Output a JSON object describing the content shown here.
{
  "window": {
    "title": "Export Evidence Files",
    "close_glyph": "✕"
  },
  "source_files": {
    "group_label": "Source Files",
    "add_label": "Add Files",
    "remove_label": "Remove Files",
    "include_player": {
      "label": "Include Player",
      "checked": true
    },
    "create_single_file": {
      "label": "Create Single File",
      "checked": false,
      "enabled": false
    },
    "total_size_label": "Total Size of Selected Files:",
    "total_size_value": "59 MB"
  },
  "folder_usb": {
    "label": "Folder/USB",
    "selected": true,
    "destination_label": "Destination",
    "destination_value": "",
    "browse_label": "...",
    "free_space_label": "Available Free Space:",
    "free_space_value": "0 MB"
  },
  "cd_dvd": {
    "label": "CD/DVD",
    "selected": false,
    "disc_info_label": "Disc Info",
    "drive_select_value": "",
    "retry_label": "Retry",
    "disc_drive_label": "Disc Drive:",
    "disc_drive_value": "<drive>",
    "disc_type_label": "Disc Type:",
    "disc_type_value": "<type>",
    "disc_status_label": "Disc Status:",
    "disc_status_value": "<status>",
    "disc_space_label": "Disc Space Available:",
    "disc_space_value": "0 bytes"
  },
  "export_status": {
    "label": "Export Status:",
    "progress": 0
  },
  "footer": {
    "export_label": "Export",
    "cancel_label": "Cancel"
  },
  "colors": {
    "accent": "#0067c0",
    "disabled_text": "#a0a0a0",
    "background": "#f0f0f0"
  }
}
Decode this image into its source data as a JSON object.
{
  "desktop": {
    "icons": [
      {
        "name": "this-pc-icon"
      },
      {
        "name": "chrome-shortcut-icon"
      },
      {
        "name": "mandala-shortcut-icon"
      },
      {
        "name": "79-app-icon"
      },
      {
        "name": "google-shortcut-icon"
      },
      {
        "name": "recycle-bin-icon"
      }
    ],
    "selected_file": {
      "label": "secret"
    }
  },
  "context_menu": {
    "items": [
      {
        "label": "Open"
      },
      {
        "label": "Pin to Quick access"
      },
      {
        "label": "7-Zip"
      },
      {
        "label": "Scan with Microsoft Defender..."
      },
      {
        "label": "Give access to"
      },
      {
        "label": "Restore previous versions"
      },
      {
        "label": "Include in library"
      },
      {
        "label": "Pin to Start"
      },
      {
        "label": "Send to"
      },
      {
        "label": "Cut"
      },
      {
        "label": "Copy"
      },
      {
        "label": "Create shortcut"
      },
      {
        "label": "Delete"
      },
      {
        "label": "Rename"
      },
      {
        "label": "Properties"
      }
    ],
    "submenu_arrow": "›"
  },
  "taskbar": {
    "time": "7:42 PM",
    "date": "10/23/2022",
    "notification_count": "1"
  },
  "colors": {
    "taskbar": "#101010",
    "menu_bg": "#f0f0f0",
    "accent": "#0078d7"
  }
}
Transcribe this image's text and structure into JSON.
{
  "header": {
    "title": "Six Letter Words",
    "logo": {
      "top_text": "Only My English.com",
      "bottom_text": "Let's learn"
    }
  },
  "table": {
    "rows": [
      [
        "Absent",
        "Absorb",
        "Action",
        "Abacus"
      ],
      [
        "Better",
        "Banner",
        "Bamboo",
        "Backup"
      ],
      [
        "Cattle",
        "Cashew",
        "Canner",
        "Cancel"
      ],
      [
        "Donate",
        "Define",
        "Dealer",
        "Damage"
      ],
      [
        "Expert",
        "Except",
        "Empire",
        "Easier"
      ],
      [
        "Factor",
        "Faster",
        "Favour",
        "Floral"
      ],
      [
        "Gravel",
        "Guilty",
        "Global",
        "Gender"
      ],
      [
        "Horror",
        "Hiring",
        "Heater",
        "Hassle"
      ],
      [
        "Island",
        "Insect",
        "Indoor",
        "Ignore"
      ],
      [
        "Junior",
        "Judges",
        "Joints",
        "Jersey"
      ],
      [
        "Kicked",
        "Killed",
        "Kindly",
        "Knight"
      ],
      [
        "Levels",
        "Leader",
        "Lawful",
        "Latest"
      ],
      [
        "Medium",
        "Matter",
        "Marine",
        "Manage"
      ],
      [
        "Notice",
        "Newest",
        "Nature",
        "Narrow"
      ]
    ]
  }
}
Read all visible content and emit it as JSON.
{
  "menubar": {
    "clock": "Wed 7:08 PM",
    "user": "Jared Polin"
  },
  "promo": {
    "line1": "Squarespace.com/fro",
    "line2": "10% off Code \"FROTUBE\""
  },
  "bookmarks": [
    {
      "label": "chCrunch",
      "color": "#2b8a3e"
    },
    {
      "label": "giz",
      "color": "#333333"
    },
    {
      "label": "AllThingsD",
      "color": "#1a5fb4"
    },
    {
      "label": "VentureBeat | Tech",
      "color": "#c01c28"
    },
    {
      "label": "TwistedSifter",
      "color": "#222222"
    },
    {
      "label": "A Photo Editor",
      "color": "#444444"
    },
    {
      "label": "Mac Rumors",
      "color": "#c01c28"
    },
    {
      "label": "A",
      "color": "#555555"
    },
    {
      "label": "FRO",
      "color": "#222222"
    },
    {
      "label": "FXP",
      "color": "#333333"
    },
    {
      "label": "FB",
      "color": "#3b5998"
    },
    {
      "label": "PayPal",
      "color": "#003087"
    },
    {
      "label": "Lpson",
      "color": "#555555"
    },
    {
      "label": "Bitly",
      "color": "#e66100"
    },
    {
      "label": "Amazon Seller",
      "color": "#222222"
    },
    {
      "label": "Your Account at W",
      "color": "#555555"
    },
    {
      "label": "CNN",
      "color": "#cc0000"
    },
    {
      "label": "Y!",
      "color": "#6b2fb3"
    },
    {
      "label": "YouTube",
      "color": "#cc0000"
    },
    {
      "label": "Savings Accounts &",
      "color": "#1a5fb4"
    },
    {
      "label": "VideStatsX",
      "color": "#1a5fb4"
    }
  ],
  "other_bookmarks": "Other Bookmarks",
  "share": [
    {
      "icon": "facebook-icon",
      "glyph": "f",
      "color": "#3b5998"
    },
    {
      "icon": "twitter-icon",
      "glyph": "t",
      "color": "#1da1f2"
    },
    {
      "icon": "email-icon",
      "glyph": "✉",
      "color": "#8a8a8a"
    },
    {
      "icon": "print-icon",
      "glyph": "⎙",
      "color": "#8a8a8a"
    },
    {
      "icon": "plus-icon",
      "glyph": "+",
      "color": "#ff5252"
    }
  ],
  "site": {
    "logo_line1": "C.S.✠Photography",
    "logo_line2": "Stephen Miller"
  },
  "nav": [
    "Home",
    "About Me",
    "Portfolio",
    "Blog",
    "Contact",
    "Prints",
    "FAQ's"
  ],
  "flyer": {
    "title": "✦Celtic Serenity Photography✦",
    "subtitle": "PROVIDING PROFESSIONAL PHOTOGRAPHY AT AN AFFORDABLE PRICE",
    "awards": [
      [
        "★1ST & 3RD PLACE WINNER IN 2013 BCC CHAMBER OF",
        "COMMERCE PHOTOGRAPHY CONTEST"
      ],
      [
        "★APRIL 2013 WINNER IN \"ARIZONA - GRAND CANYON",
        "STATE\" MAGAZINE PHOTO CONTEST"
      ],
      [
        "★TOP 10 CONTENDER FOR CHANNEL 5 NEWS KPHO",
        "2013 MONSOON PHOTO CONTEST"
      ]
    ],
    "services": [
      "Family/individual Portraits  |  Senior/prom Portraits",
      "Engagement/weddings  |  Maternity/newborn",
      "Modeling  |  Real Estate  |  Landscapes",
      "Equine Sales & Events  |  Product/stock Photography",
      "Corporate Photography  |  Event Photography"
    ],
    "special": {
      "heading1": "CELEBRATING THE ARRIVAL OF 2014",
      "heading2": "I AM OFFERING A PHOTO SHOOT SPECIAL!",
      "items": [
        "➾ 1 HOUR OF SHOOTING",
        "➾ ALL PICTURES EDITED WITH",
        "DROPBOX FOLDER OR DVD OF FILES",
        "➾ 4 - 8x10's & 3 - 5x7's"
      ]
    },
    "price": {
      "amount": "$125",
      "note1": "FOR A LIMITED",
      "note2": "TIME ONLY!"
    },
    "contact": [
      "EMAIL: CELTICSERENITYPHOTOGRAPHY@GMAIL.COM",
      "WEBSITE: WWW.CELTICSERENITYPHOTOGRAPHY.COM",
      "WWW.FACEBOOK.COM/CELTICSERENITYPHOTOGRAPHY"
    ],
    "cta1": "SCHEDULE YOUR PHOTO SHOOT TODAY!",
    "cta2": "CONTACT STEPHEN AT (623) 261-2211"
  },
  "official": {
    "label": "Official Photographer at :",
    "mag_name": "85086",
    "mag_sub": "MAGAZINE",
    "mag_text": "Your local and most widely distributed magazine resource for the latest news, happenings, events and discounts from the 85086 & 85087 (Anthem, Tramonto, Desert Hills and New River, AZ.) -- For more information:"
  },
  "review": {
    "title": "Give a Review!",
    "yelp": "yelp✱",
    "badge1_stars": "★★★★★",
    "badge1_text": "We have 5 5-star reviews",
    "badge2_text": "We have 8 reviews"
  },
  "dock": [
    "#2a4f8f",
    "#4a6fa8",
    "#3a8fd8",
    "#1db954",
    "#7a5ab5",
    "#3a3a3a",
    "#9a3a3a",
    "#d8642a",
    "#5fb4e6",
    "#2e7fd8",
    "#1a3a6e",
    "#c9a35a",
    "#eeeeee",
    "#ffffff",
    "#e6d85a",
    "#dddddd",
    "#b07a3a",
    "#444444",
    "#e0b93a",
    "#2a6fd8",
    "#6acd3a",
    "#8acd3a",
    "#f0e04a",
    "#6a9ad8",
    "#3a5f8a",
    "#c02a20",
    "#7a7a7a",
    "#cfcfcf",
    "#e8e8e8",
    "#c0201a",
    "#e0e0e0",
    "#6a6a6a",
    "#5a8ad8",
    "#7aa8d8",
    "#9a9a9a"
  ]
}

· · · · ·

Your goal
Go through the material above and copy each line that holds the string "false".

Response below
      "checked": false,
      "enabled": false
    "selected": false,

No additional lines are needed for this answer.